Web page and app entries
· · ·
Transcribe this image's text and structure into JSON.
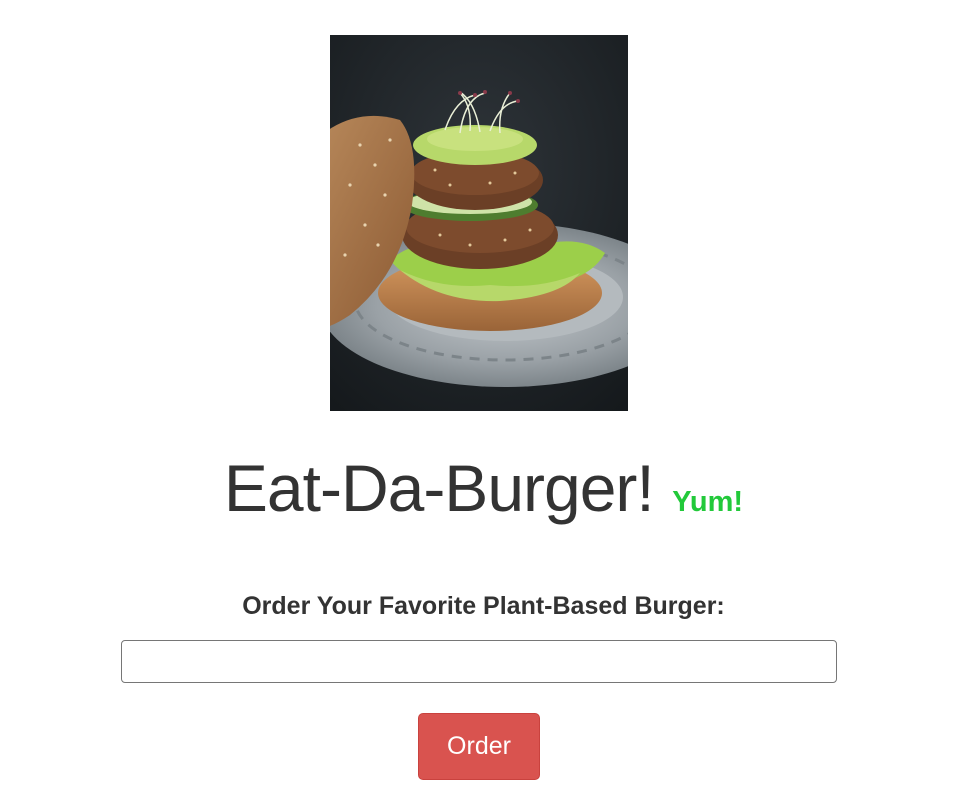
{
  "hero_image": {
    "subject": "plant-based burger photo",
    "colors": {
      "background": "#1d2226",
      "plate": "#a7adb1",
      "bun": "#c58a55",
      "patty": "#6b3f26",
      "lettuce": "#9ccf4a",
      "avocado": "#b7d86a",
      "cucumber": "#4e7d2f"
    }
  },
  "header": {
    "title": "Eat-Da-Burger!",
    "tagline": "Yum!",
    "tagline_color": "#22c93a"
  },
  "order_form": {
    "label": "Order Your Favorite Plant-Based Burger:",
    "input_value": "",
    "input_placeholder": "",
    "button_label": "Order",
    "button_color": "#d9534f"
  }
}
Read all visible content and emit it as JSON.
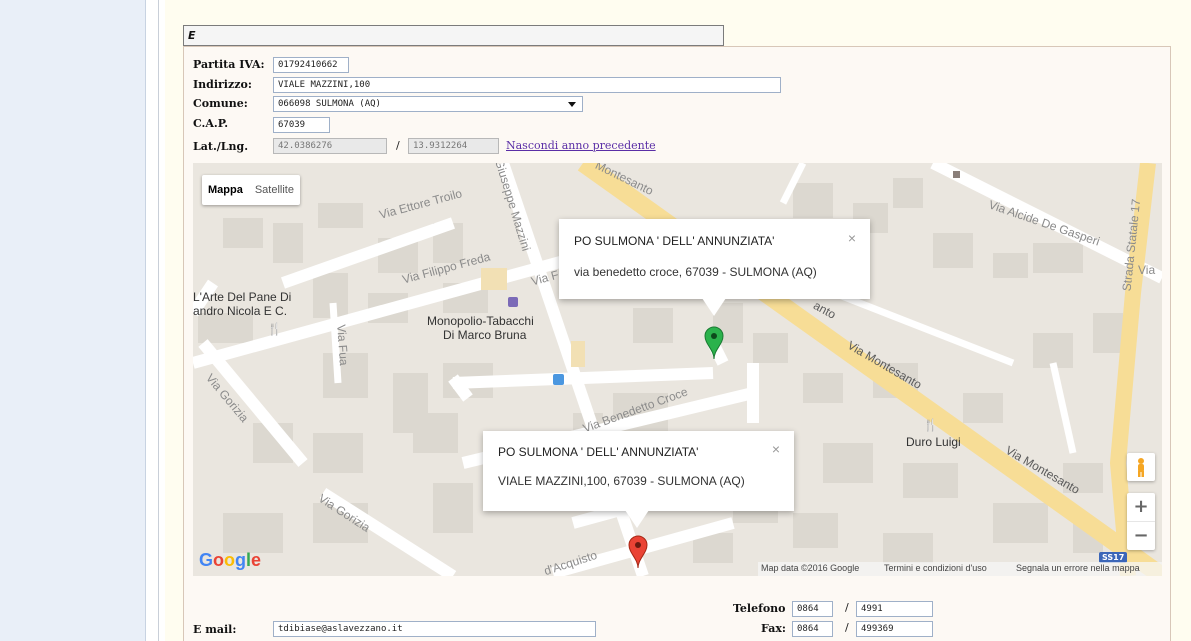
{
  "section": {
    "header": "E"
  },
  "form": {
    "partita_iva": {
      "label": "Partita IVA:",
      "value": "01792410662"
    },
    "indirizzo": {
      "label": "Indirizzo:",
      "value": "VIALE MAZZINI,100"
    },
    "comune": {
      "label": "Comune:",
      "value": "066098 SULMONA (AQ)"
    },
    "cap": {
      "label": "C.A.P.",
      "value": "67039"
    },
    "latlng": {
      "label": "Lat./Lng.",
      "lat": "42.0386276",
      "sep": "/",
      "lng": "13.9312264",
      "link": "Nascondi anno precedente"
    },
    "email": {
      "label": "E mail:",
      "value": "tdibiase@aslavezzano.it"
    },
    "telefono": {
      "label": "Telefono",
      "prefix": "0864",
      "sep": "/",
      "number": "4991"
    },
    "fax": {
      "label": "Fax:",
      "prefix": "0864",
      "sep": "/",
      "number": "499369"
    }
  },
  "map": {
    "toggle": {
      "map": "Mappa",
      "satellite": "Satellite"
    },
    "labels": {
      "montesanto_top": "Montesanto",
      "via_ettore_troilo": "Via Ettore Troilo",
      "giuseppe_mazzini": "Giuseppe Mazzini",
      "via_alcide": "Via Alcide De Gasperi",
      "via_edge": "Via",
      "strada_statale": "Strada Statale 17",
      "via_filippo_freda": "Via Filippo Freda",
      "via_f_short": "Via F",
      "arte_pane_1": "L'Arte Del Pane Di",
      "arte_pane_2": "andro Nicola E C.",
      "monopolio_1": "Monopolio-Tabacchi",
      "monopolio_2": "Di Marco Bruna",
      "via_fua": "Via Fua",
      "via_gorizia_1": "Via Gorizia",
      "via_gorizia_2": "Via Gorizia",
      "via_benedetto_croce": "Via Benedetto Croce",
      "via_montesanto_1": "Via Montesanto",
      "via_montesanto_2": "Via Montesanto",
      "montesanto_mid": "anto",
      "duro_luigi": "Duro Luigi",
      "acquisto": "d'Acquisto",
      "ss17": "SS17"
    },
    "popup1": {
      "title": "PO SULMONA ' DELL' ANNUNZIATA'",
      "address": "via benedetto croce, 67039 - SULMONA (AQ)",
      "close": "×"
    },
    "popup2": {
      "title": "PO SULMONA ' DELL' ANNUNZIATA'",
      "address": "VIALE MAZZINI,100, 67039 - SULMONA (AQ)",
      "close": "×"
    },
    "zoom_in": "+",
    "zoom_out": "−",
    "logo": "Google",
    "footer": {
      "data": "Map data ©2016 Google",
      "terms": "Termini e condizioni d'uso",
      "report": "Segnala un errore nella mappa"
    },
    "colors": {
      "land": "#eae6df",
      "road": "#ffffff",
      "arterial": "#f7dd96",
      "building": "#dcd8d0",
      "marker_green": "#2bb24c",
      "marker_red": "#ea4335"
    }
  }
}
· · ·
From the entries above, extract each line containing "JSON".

▸ **Response to the task**
Transcribe this image's text and structure into JSON.
Read all visible content and emit it as JSON.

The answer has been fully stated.